Based on the true story, Maruge is an 84-year-old Kenyan villager who wanders into a local school after hearing about a new "Free Education For All" policy endorsed by the Education Department. He has no money, no loved ones and no skills in literacy or numeracy. Jumping through hoops, he is finally accepted and is guided by the young, loveable and wholesome teacher Ms. Obinchu (Naomie Harrris). But naturally, this causes a great deal of controversy in the press and larger community, believing it to be wrong for such a man to be educated alongside young children. But as Maruge fights for his right to be educated, we learn of another fight he endured back in the 1950s, when during British Colonial rule he was tortured, imprisoned, and his wife and two young children executed before his eyes. Told through a series of memory flashbacks these sequences are quite upsetting and almost distracting and supplementary to the central plot, but are helpful in explaining his physical handicaps.

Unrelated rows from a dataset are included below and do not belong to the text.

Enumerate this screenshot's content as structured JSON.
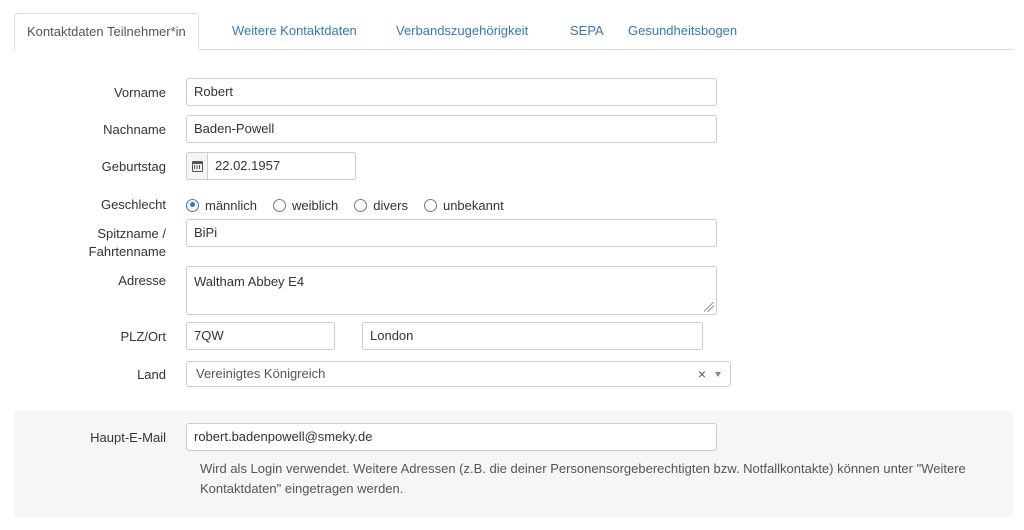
{
  "tabs": [
    {
      "label": "Kontaktdaten Teilnehmer*in",
      "active": true
    },
    {
      "label": "Weitere Kontaktdaten",
      "active": false
    },
    {
      "label": "Verbandszugehörigkeit",
      "active": false
    },
    {
      "label": "SEPA",
      "active": false
    },
    {
      "label": "Gesundheitsbogen",
      "active": false
    }
  ],
  "form": {
    "vorname": {
      "label": "Vorname",
      "value": "Robert"
    },
    "nachname": {
      "label": "Nachname",
      "value": "Baden-Powell"
    },
    "geburtstag": {
      "label": "Geburtstag",
      "value": "22.02.1957",
      "icon": "calendar-icon"
    },
    "geschlecht": {
      "label": "Geschlecht",
      "options": [
        "männlich",
        "weiblich",
        "divers",
        "unbekannt"
      ],
      "selected": "männlich"
    },
    "spitzname": {
      "label": "Spitzname / Fahrtenname",
      "value": "BiPi"
    },
    "adresse": {
      "label": "Adresse",
      "value": "Waltham Abbey E4"
    },
    "plz_ort": {
      "label": "PLZ/Ort",
      "plz": "7QW",
      "ort": "London"
    },
    "land": {
      "label": "Land",
      "value": "Vereinigtes Königreich",
      "clear_icon": "×"
    },
    "email": {
      "label": "Haupt-E-Mail",
      "value": "robert.badenpowell@smeky.de",
      "help": "Wird als Login verwendet. Weitere Adressen (z.B. die deiner Personensorgeberechtigten bzw. Notfallkontakte) können unter \"Weitere Kontaktdaten\" eingetragen werden."
    }
  },
  "colors": {
    "link": "#337ab7",
    "radio_accent": "#2e7bcf",
    "section_bg": "#f5f6f7"
  }
}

To viewers familiar with such classroom-based films such as Freedom Writers  and Stand and Deliver , the premise may be construed as cliché, but is in fact quite refreshing and fascinating. The First Grader finds a very effective balance between a study of the politics surrounding education, the growth of friendship and companionship, and the fact that the past is always present. Litondo's performance is warm and compassionate and will not fail to put a smile on your face and bring you to tears at the same time. Shot like a documentary but not without some very interesting and disorientating filmic style, The First Grader delivers a fascinating, engaging, warm and at times funny story about strength, hope and the power of education.